Richard Blanco, the first openly gay,
first Latino and youngest poet to read at a presidential
inauguration, has penned a poem for marriage equality.
Blanco was asked to write the poem by
Freedom to Marry to mark the tenth anniversary of marriage equality
Blanco's Until We Could was
turned into a beautiful and moving video.
The film, directed by David Lowery
(Ain't Them Bodies Saints) and Yen Tan (Pit Stop), is
narrated by actors Robin Wright (House of Cards) and Ben
Foster (Lone Survivor).
“It seemed like the perfect fit
immediately,” Blanco told The
Daily Beast of the project. “It was a cause I believed in
and wanted to be a part of. As the first openly gay inaugural poet,
it felt very inspirational. Love is love, marriage is marriage.

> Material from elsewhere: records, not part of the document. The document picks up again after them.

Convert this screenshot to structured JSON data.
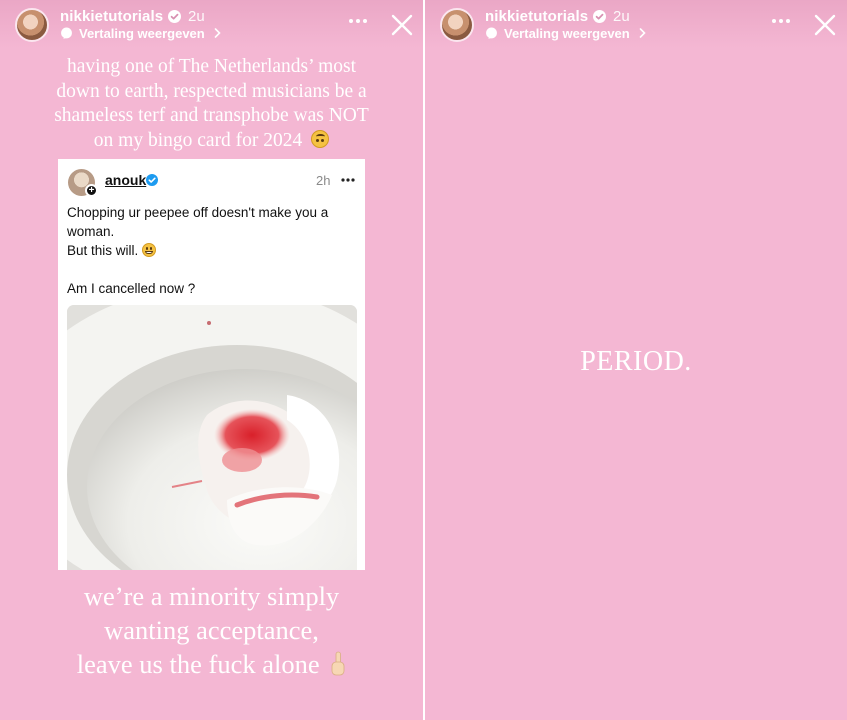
{
  "stories": [
    {
      "username": "nikkietutorials",
      "time": "2u",
      "translate_label": "Vertaling weergeven",
      "caption_top": [
        "having one of The Netherlands’ most",
        "down to earth, respected musicians be a",
        "shameless terf and transphobe was NOT",
        "on my bingo card for 2024"
      ],
      "embedded_post": {
        "username": "anouk",
        "time": "2h",
        "lines": [
          "Chopping ur peepee off doesn't make you a",
          "woman.",
          "But this will.",
          "",
          "Am I cancelled now ?"
        ]
      },
      "caption_bottom": [
        "we’re a minority simply",
        "wanting acceptance,",
        "leave us the fuck alone"
      ]
    },
    {
      "username": "nikkietutorials",
      "time": "2u",
      "translate_label": "Vertaling weergeven",
      "center_text": "PERIOD."
    }
  ],
  "icons": {
    "verified": "verified-badge-icon",
    "translate": "translate-icon",
    "more": "more-options-icon",
    "close": "close-icon"
  },
  "colors": {
    "story_background": "#f4b7d3",
    "text": "#ffffff",
    "verified_blue": "#1d9bf0"
  }
}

In
both cases they come with the good and bad, the great and
The poem and video were the idea of Pete
Spears, a Freedom to Marry volunteer, who said the film was shot with
real couples in and around Austin, Texas.
A middle swath of the poem talks about
the increasing momentum for marriage equality.
“When the fiery kick lines and fires
were set for us by our our founding mother-fathers at Stonewall, we
first spoke defiance. When we paraded glitter, leather, and
rainbows made human, our word became pride down every city
street, saying: Just let us be. But that wasn't enough. Parades
became rallies – bold words on signs and mouths until a man claimed
freedom as another word for marriage, and he said: Let us in,
we said: love is love, proclaimed it into all eyes that would
listen at every door that would open, until noes and maybes
turned into yeses, town by town, city by city, state by
state, understanding us and the woman who dared say enough
until the gavel struck into law what we always knew: Love is the
right to say: I do and I do and I do ...”
(The video is embedded on this page. Visit
our video library for more videos.)
Blanco's latest collection of poems,
Prince of los Cocuyos: A Miami Childhood, arrives September